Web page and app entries
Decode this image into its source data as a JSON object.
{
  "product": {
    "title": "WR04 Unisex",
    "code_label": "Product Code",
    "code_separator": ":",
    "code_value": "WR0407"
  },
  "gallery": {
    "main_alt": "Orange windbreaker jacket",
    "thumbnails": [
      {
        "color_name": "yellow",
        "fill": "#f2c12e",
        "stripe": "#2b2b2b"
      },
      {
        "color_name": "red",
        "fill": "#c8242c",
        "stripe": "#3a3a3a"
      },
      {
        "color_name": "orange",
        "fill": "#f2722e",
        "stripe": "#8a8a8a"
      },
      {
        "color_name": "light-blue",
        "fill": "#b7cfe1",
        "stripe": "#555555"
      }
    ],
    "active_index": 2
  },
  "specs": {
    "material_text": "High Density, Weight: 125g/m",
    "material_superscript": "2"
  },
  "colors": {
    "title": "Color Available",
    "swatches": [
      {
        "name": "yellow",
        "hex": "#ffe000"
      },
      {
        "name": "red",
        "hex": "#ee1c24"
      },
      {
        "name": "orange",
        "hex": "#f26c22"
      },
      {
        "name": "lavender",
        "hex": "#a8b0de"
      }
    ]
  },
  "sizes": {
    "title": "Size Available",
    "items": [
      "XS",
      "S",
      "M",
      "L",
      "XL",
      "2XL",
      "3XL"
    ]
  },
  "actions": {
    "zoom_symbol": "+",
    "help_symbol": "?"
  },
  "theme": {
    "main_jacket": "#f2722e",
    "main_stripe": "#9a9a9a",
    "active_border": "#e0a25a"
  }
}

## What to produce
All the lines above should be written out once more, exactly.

## Answer for the task
Decode this image into its source data as a JSON object.
{
  "product": {
    "title": "WR04 Unisex",
    "code_label": "Product Code",
    "code_separator": ":",
    "code_value": "WR0407"
  },
  "gallery": {
    "main_alt": "Orange windbreaker jacket",
    "thumbnails": [
      {
        "color_name": "yellow",
        "fill": "#f2c12e",
        "stripe": "#2b2b2b"
      },
      {
        "color_name": "red",
        "fill": "#c8242c",
        "stripe": "#3a3a3a"
      },
      {
        "color_name": "orange",
        "fill": "#f2722e",
        "stripe": "#8a8a8a"
      },
      {
        "color_name": "light-blue",
        "fill": "#b7cfe1",
        "stripe": "#555555"
      }
    ],
    "active_index": 2
  },
  "specs": {
    "material_text": "High Density, Weight: 125g/m",
    "material_superscript": "2"
  },
  "colors": {
    "title": "Color Available",
    "swatches": [
      {
        "name": "yellow",
        "hex": "#ffe000"
      },
      {
        "name": "red",
        "hex": "#ee1c24"
      },
      {
        "name": "orange",
        "hex": "#f26c22"
      },
      {
        "name": "lavender",
        "hex": "#a8b0de"
      }
    ]
  },
  "sizes": {
    "title": "Size Available",
    "items": [
      "XS",
      "S",
      "M",
      "L",
      "XL",
      "2XL",
      "3XL"
    ]
  },
  "actions": {
    "zoom_symbol": "+",
    "help_symbol": "?"
  },
  "theme": {
    "main_jacket": "#f2722e",
    "main_stripe": "#9a9a9a",
    "active_border": "#e0a25a"
  }
}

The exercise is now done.